Rebollo-Gil and Moras’ piece argues that gender relations and patriarchy within the black communities from which most rap music comes from are greatly influenced by white perceptions of people of color. White culture has long identified people of color as exotic, erotic, and violent. In a white-dominated society, these stereotypes have been grafted onto people of color, informing how they are perceived socially and culturally, creating institutionalized racism. Because these stereotypes become “fact,” they add levels of “truth” to lyrics about violence and oversexualization that make these things marketable. It isn’t just true when discussing black men; black women are defined as “baby mammas” and “freaks,” rhetoric that allows mistreatment. Western-centric definitions of blackness have come to inform how we perceive rap music and how we digest it. Therefore, oversexualized and violent lyrics, or simply lyrics that lack respect toward women, are not only commercially successfully, they’re “honest.” They portray what dominant groups have formalized as true, while betraying the real experiences of black America and failing to help redefine marginalized communities. Working from false definitions of sexuality and blackness, rap music has grown to fit a mold that it was forced into. Cracking the seams of that mold is now the responsibility of those who love the genre.
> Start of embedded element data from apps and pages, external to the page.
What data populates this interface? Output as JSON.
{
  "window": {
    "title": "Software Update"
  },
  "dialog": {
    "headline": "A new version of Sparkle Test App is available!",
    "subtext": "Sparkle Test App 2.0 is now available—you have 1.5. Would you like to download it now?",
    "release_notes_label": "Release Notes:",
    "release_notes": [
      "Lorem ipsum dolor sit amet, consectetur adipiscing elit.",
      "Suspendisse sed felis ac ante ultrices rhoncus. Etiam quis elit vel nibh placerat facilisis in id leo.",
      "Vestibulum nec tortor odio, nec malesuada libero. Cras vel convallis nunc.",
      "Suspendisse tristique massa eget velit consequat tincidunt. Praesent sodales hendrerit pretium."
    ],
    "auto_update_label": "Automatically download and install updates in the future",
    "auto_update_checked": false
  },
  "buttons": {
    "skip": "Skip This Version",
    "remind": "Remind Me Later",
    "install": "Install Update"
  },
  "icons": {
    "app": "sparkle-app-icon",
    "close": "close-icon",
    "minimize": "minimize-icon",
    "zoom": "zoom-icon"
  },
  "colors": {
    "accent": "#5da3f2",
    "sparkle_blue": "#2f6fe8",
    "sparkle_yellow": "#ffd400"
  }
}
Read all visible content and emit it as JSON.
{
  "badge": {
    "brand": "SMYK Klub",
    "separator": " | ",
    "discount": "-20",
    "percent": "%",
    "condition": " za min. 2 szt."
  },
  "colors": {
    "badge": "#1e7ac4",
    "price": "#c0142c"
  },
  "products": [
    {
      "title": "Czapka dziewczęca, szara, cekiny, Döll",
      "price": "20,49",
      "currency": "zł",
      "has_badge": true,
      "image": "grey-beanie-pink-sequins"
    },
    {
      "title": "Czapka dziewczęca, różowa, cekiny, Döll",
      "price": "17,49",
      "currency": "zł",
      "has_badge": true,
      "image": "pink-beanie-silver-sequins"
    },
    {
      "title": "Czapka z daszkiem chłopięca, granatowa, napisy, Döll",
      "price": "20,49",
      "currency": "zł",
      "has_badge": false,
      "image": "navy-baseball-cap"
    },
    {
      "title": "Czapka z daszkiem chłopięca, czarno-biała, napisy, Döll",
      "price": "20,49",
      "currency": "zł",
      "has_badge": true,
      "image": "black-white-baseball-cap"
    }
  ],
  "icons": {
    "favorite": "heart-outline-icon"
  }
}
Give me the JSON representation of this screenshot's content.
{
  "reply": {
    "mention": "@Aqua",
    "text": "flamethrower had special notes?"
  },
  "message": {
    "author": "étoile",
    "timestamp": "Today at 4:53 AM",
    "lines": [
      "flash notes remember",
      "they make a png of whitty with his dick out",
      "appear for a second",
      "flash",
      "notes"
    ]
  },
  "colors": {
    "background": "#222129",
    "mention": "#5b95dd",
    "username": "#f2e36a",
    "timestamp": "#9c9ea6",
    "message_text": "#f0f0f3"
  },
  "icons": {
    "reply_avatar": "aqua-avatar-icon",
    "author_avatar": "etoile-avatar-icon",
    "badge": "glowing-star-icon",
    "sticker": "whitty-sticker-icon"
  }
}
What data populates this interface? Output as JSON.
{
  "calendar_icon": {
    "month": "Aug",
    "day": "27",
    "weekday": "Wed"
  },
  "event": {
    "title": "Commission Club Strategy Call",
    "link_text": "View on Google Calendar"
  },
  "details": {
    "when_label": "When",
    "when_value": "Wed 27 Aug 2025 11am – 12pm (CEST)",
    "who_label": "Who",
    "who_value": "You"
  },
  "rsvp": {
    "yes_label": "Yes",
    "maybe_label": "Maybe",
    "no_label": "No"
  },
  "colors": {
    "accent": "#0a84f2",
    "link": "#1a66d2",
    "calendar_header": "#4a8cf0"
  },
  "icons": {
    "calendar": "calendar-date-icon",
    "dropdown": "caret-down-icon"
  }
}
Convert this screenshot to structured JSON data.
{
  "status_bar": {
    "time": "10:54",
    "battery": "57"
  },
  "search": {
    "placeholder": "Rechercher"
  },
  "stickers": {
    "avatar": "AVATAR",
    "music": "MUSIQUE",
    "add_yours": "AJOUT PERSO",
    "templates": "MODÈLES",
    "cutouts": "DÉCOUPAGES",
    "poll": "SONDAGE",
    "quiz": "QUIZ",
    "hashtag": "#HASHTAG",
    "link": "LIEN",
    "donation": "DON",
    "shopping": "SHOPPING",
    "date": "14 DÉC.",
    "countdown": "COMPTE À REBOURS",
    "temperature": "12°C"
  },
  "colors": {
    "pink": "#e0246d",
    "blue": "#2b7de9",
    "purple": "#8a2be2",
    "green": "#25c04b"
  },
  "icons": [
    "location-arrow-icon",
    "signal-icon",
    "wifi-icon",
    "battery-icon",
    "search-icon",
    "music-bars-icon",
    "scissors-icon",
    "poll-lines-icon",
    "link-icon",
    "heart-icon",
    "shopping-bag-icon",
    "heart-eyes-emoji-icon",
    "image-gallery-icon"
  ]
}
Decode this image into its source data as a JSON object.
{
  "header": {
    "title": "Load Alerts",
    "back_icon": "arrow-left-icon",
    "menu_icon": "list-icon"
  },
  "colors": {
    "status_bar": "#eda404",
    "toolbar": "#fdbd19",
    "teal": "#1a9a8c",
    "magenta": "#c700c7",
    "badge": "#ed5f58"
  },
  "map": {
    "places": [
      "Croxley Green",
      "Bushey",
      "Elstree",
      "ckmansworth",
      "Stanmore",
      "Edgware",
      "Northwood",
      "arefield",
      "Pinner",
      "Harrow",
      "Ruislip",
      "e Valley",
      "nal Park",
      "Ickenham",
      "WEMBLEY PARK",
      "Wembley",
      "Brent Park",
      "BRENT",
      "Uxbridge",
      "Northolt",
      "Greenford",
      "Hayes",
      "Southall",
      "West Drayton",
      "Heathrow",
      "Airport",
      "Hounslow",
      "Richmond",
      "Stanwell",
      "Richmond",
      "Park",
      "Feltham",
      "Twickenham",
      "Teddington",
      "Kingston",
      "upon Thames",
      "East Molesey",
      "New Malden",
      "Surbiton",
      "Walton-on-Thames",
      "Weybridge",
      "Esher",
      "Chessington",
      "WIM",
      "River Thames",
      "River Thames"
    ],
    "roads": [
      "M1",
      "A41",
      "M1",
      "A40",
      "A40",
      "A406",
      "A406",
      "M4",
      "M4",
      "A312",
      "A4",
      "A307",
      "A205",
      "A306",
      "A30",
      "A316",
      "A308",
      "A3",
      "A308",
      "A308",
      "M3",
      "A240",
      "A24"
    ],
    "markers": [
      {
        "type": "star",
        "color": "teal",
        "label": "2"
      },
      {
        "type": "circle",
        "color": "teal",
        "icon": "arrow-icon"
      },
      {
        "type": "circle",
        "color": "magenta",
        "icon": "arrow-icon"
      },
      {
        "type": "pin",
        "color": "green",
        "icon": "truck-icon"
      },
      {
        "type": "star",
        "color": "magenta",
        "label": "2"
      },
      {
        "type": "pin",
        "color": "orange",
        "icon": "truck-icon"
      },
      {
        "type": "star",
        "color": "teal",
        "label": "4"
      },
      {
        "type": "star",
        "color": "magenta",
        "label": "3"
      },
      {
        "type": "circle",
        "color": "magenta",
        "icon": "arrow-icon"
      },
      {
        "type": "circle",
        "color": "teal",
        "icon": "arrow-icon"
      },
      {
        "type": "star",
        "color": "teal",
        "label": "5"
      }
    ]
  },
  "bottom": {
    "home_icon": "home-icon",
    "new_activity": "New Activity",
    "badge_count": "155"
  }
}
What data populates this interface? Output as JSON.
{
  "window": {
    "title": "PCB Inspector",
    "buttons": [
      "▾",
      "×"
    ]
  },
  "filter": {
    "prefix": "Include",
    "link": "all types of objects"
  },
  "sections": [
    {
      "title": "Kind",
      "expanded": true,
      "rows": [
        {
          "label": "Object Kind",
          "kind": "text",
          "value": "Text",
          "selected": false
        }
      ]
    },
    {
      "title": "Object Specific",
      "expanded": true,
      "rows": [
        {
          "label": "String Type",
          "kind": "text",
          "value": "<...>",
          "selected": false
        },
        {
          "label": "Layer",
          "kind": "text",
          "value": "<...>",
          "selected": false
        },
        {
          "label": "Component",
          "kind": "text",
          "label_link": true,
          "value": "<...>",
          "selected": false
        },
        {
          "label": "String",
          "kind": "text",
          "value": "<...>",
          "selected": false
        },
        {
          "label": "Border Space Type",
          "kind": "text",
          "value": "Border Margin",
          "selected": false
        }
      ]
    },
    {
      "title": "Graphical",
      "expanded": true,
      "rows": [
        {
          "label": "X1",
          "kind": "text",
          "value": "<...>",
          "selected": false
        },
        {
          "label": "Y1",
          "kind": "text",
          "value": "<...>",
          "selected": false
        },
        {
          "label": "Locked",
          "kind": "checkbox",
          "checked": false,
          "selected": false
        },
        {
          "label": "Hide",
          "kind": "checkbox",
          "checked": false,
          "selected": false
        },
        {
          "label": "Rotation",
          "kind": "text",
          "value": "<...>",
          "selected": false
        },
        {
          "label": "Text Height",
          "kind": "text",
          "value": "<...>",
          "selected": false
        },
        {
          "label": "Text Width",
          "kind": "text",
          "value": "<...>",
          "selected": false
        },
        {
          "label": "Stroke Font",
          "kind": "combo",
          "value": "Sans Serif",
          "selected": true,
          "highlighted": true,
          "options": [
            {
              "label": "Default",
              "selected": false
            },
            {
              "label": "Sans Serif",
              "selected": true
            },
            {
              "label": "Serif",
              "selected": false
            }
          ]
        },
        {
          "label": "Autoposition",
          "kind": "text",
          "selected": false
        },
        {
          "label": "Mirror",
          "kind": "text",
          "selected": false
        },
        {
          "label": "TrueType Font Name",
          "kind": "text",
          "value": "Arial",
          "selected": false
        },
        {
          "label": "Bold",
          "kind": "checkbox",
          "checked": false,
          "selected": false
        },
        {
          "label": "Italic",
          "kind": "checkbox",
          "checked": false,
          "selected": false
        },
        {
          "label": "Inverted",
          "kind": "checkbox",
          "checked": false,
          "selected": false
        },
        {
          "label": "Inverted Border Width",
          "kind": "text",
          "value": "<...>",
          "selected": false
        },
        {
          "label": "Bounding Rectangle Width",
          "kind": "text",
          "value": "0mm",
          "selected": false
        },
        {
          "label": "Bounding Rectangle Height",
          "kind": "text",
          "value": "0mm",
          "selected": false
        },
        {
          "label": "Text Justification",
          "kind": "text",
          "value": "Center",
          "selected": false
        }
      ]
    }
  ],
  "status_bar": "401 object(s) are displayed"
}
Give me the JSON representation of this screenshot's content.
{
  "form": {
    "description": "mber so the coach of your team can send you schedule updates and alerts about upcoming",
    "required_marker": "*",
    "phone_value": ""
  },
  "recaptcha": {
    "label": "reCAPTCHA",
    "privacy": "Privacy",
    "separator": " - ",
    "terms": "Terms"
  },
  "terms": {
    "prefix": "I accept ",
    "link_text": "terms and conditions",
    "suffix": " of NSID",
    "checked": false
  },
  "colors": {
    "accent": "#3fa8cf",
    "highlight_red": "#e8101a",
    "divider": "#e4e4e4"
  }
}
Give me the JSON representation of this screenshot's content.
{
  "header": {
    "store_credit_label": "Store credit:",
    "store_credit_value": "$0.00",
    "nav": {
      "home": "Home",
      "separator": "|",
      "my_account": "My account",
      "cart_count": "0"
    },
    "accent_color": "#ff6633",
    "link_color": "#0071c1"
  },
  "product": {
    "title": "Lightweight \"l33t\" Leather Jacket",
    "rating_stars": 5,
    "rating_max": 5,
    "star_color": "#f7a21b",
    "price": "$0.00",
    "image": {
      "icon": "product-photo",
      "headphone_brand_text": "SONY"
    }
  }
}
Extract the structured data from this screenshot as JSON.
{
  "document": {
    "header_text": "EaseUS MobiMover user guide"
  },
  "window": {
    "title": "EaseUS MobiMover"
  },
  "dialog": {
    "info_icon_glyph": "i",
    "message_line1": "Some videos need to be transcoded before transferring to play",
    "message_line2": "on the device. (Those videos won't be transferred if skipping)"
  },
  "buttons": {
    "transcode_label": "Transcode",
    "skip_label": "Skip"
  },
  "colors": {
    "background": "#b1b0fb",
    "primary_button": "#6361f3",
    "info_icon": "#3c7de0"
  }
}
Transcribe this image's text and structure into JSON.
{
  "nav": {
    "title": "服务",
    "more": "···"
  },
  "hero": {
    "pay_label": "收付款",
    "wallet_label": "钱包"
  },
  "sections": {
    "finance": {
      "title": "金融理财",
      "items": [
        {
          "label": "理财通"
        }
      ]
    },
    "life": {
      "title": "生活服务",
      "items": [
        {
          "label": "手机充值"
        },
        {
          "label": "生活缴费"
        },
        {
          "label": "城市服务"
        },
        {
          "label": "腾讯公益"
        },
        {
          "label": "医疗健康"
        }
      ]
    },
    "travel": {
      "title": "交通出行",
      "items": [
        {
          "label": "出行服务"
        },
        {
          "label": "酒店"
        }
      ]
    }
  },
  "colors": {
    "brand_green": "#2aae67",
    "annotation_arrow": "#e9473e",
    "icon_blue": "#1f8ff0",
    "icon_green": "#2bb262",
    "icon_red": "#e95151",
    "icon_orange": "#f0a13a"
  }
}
This is a nuanced issue. Yet it isn’t hard to understand. Although hip-hop is home to a considerable amount of misogyny, blame cannot be leveled at only the artists. What is seen as a black-centric genre is in reality run by white-owned corporations on a commercial level. It is these corporations, working with Western-centric definitions of blackness, that determine what sells, and therefore what goes into songs. We cannot pretend that rap exists in a vacuum of sex and violence. Its lyrics can also be vibrant and uplifting; honest and gritty. Rap fans love some level of beef, some level of posturing, some level of sexuality. But let us not promote extremes. Let us not accept rhetoric that demeans and hurts. Be discerning listeners and readers, and understand the circumstances in which rap grows.